▶ **Problem to solve**
Lines containing "true" should be pulled from the material below.
++++
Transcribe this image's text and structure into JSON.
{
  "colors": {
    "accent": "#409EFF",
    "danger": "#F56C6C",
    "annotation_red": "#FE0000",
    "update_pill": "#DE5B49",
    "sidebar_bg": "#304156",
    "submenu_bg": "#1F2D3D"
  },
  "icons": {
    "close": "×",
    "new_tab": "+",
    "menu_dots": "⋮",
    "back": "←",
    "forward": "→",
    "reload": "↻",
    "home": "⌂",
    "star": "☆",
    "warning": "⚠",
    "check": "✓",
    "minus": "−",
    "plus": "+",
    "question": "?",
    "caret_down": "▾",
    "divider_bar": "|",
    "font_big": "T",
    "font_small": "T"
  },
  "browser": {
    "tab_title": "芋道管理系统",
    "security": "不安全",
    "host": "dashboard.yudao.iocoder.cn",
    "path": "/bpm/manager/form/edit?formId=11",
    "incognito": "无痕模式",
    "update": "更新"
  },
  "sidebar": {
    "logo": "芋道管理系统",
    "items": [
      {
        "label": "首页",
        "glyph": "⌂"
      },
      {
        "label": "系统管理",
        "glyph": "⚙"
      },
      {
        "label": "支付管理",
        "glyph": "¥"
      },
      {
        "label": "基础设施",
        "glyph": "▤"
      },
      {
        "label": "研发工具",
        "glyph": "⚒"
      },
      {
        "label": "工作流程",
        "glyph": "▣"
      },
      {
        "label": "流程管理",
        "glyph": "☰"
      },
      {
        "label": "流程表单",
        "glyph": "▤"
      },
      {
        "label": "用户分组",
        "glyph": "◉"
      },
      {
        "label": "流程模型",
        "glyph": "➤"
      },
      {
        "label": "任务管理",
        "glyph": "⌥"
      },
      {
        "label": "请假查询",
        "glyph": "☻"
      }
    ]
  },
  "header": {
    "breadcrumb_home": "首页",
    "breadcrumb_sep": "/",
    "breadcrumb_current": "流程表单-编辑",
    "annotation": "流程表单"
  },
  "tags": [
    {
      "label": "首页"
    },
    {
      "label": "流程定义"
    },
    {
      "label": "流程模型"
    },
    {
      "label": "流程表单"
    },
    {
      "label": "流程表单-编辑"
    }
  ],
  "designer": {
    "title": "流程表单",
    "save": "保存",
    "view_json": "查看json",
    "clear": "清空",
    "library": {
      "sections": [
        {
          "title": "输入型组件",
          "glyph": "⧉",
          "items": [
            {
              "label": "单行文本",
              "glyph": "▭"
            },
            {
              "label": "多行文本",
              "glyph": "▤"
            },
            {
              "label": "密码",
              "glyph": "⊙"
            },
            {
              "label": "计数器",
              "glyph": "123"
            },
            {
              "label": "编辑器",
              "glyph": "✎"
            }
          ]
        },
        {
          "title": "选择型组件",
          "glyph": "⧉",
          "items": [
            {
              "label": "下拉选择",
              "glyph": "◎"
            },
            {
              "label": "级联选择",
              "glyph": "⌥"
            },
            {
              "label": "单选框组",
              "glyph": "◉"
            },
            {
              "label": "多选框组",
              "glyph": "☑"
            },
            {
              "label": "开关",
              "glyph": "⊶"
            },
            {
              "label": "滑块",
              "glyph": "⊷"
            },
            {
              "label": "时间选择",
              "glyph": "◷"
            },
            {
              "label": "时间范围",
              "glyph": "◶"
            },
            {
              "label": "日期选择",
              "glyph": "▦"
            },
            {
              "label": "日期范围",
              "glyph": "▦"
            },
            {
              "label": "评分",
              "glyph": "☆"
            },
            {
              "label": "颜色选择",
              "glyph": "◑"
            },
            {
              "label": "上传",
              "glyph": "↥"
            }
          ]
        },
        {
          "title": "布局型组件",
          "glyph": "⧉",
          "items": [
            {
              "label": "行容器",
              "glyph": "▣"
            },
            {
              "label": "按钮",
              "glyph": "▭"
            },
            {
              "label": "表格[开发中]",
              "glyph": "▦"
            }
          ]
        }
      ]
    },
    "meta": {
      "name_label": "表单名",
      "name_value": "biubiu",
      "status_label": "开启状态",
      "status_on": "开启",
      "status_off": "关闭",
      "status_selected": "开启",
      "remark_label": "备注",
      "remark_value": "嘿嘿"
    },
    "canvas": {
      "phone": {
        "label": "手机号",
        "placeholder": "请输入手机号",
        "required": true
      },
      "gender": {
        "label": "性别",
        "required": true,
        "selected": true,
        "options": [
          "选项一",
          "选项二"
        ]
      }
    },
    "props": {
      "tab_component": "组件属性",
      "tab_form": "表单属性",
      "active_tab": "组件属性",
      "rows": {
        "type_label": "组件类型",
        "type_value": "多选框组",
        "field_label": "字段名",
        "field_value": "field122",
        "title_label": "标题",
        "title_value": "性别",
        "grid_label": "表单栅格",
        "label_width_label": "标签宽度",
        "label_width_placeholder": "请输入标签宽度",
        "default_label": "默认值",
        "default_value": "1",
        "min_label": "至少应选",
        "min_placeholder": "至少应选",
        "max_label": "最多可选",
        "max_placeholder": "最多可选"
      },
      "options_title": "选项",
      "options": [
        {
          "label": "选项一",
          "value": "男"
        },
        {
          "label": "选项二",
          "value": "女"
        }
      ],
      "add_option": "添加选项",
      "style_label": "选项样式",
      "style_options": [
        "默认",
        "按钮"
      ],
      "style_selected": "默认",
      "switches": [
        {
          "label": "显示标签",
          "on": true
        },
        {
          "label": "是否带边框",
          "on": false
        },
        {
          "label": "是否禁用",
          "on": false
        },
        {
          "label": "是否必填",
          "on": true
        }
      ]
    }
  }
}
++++
▶ **Solution**
        "required": true
        "required": true,
        "selected": true,
          "on": true
          "on": true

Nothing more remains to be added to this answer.